Ending the tyranny
IT’S telling that the ‘climate’ president was so willing to meet the Saudi leader to obtain the short-term political benefit of lower gas prices before American voters go to the polls this November. In truth, though, oil still plays a far deeper role in White House calculations. Although the United States no longer relies on Middle Eastern oil imports for a large share of its own energy needs, many of its allies — as well as China — do. In other words, from a geopolitical perspective, control of the Middle East remains no less important than it did in 1990 when president George HW Bush launched Operation Desert Storm, the US’s first Persian Gulf war, or in 2003, when his son, president George W Bush, invaded Iraq.
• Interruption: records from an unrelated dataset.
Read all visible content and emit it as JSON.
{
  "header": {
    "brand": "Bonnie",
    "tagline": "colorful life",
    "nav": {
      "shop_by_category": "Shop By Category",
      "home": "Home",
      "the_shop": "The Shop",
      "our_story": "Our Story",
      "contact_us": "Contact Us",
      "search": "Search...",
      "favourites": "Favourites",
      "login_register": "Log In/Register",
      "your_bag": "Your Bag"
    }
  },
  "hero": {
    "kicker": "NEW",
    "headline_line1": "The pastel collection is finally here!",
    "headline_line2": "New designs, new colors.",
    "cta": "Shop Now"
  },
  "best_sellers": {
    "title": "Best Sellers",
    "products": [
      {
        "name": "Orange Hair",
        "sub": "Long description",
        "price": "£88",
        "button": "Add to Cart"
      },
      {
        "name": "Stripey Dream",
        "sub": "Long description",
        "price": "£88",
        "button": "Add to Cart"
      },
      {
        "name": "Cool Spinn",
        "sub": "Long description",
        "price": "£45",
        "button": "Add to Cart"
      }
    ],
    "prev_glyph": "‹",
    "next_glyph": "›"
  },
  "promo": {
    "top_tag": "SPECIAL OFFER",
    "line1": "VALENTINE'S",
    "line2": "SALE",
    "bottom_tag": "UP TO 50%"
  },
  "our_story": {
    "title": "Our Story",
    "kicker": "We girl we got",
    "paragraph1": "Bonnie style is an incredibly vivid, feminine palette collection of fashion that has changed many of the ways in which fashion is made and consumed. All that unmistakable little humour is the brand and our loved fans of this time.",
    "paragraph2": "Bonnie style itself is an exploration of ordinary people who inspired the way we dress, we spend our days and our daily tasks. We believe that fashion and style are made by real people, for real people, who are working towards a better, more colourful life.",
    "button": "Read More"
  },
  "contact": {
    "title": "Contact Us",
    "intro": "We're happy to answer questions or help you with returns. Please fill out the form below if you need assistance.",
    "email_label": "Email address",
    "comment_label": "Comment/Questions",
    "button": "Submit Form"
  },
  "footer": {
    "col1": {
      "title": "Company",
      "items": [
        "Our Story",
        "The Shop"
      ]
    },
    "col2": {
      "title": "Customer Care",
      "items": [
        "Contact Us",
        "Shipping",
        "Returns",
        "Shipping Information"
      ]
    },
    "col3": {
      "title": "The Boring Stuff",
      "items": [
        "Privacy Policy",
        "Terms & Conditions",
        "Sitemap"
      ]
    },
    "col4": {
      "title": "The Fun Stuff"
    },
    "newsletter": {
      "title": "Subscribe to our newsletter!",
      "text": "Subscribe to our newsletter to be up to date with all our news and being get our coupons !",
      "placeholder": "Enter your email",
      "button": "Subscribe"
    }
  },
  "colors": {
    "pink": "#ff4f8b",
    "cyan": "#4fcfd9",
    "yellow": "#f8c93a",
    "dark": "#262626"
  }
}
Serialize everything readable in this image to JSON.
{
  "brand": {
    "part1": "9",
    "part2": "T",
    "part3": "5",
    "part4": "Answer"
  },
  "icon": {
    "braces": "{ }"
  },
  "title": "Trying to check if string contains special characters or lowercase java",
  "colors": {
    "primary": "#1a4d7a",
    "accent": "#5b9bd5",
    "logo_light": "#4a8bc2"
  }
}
Indeed, the US government’s own projections suggest that, if anything, by 2050, yes, that distant year again, Middle Eastern members of the Organisation of Petroleum Exporting Countries could actually command a larger share of global crude oil production than they do now. This helps to explain Biden’s comments about not leaving a vacuum in the Middle East ‘for Russia or China to fill.’ The same line of reasoning is bound to shape US policy towards other oil-producing areas, including in West Africa, Latin America, and the offshore regions of Asia.
It doesn’t take much imagination to suggest, then, that oil is likely to play a crucial role in American foreign and domestic policies for years to come, despite the hopes of so many of us that declining petroleum demand would foster a green-energy transition. No doubt Joe Biden had every intention of moving us in that direction when he assumed office, but it’s clear that — thank you, Joe Manchin — he’s been overpowered by the tyranny of oil. Worse yet, those who do the bidding of the fossil-fuel industry, including virtually every Republican in Congress, are determined to perpetuate that tyranny at whatever cost to the planet and its inhabitants.
Overcoming such a global phalanx of oil-industry defenders will require far more political muscle than the environmental camp has yet been able to muster. To save the planet from an all-too-literal hell on earth and protect the lives of billions of its inhabitants, including every child alive today or to be born in the years to come, petroleum tyranny must be resisted with the same ferocity that anti-abortion forces have employed in their campaign to protect, or so they claim, unborn foetuses. We must, like them, work tirelessly to elect like-minded politicians and advance our legislative agenda. Only by fighting to reduce carbon emissions today can we be sure that our children and grandchildren will live in an unscorched, habitable planet.
TomDispatch.com, July 26. Michael T Klare is an author, the five-college professor emeritus of peace and world security studies at Hampshire College and a senior visiting fellow at the Arms Control Association. He is a founder of the Committee for a Sane US-China Policy.